The incidence of significant congenital heart disease is generally reported at about 1% of live births. Rheumatic heart disease, reported to be almost eliminated in developed countries is still a public health concern in Sub Saharan Africa. Without appropriate treatment about one in three children born with significant congenital heart disease will die within the first month of life, half will die in infancy or early childhood and most of those who survive become debilitated by the cardiac defect. In the case of rheumatic heart disease, one in five will die within the first 15 years, and almost 4 in 5 will be dead by 25 years. In most case, the only hope for these patients lies in surgery which is largely unavailable in Africa.
From the inauguration of the Cardiac Centre at Shisong in 2009, little is known about the characteristics of patients undergoing heart surgery. Consequently, we sought to carry out a study entitled “Profile of patients undergoing cardiac surgery and early outcome in the Cardiac Centre of Shisong”.

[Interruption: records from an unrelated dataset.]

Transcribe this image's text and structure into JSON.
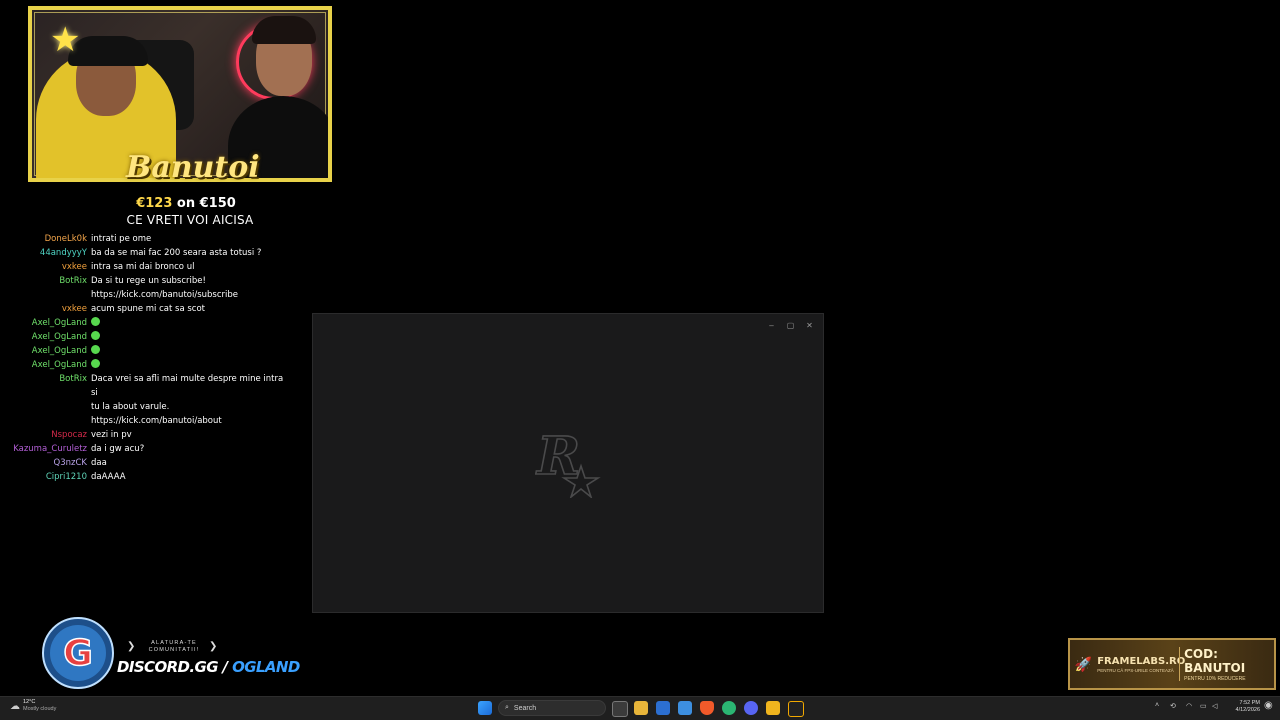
{
  "stream": {
    "streamer_name": "Banutoi",
    "goal_current": "€123",
    "goal_on": "on",
    "goal_target": "€150",
    "headline": "CE VRETI VOI AICISA"
  },
  "chat": {
    "messages": [
      {
        "user": "DoneLk0k",
        "color": "#f4a64b",
        "text": "intrati pe ome"
      },
      {
        "user": "44andyyyY",
        "color": "#4fd4c4",
        "text": "ba da se mai fac 200 seara asta totusi ?"
      },
      {
        "user": "vxkee",
        "color": "#f1a13d",
        "text": "intra sa mi dai bronco ul"
      },
      {
        "user": "BotRix",
        "color": "#6fe06a",
        "text": "Da si tu rege un subscribe!"
      },
      {
        "user": "",
        "color": "#fff",
        "text": "https://kick.com/banutoi/subscribe"
      },
      {
        "user": "vxkee",
        "color": "#f1a13d",
        "text": "acum spune mi cat sa scot"
      },
      {
        "user": "Axel_OgLand",
        "color": "#6fe06a",
        "text": "",
        "emote": true
      },
      {
        "user": "Axel_OgLand",
        "color": "#6fe06a",
        "text": "",
        "emote": true
      },
      {
        "user": "Axel_OgLand",
        "color": "#6fe06a",
        "text": "",
        "emote": true
      },
      {
        "user": "Axel_OgLand",
        "color": "#6fe06a",
        "text": "",
        "emote": true
      },
      {
        "user": "BotRix",
        "color": "#6fe06a",
        "text": "Daca vrei sa afli mai multe despre mine intra si"
      },
      {
        "user": "",
        "color": "#fff",
        "text": "tu la about varule."
      },
      {
        "user": "",
        "color": "#fff",
        "text": "https://kick.com/banutoi/about"
      },
      {
        "user": "Nspocaz",
        "color": "#d42a4a",
        "text": "vezi in pv"
      },
      {
        "user": "Kazuma_Curuletz",
        "color": "#b35fd6",
        "text": "da i gw acu?"
      },
      {
        "user": "Q3nzCK",
        "color": "#b9a2e8",
        "text": "daa"
      },
      {
        "user": "Cipri1210",
        "color": "#5fd4b8",
        "text": "daAAAA"
      }
    ]
  },
  "window": {
    "minimize_label": "–",
    "maximize_label": "▢",
    "close_label": "✕",
    "logo_icon": "rockstar-logo"
  },
  "community": {
    "join_line1": "ALATURA-TE",
    "join_line2": "COMUNITATII!",
    "discord_prefix": "DISCORD.GG",
    "discord_sep": "/",
    "discord_code": "OGLAND"
  },
  "sponsor": {
    "brand": "FRAMELABS.RO",
    "brand_tagline": "PENTRU CĂ FPS-URILE CONTEAZĂ",
    "code": "COD: BANUTOI",
    "code_tagline": "PENTRU 10% REDUCERE"
  },
  "taskbar": {
    "weather_temp": "12°C",
    "weather_desc": "Mostly cloudy",
    "search_placeholder": "Search",
    "time": "7:52 PM",
    "date": "4/12/2026"
  },
  "colors": {
    "accent_gold": "#e8d24a",
    "discord_blue": "#3aa0ff",
    "window_bg": "#1a1a1b"
  }
}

Our main objective was to describe the clinical characteristics in patients undergoing heart surgery and outcome of surgery. Specifically, we were to describe our study population, clinical presentation, the different indications of heart surgery and outcome of surgery on our study population.

This was a retrospective study covering a period of 3 years, from January 1st, 2010 to December 31st, 2012. Hospital records of patients who underwent cardiac surgery were reviewed.

Out of a total of 250 records the proportion of males (48%) was slightly less than that of females (52%). The minimum age was 2 months and the maximum was 74 years. The median age was 16 years while the mean age was 20±18 years. Congenital heart diseases (CHD) accounted for 46.4% while acquired heart disease (AHD) accounted for 53.6%. A greater proportion of patients (84%) were referred from urban areas.
Most patients with CHD had acyanotic presentation (68.6%) compared to 31.4% cyanotic cases. The three most frequent congenital heart defects were tetralogy of Fallot (26%), isolated ventricular septal defect (16%) and patent ductus arteriosus (15%). Most patients with AHD presented with heart failure (87.6%). Valvular heart diseases were the most common form of AHD (88.8%) with frequent lesions being mitral regurgitation associated with tricuspid regurgitation (21%), isolated mitral regurgitation (16.8%) and isolated aortic regurgitation (14%). CHD were more common (46.6%) than RHD (42.5%).
Post operative complications were found in 46.4% of patients. The most common complications in CHD were fever with no clinical focus (13.2%), acute renal injury (9.6%) and arrhythmia (7%). In AHD, low cardiac output was the most common (20.2%), followed by fever (15.6%) and acute renal injury (11.6%). A majority of these patients recovered and were discharged home in good conditions (93.6%). The in-hospital mortality was 6%. Most of these patients died from heart failure, acute renal injury, respiratory failure and arrhythmia.

A majority of patients operated at the Cardiac Centre were children less than 20 years of age with most of them presenting with heart failure. Congenital heart diseases were more common than rheumatic heart diseases. Tetralogy of Fallot, ventricular septal defect and patent ductus arteriosus were the most frequent indications of heart surgery among patients with CHD while mitral regurgitation associated with tricuspid regurgitation, isolated mitral regurgitation and aortic regurgitation were the most common indications among patients with AHD. Although the rate of complications was relatively high, most patients responded well to treatment and were discharged home in good conditions. The in-hospital mortality was comparable to those of other centres.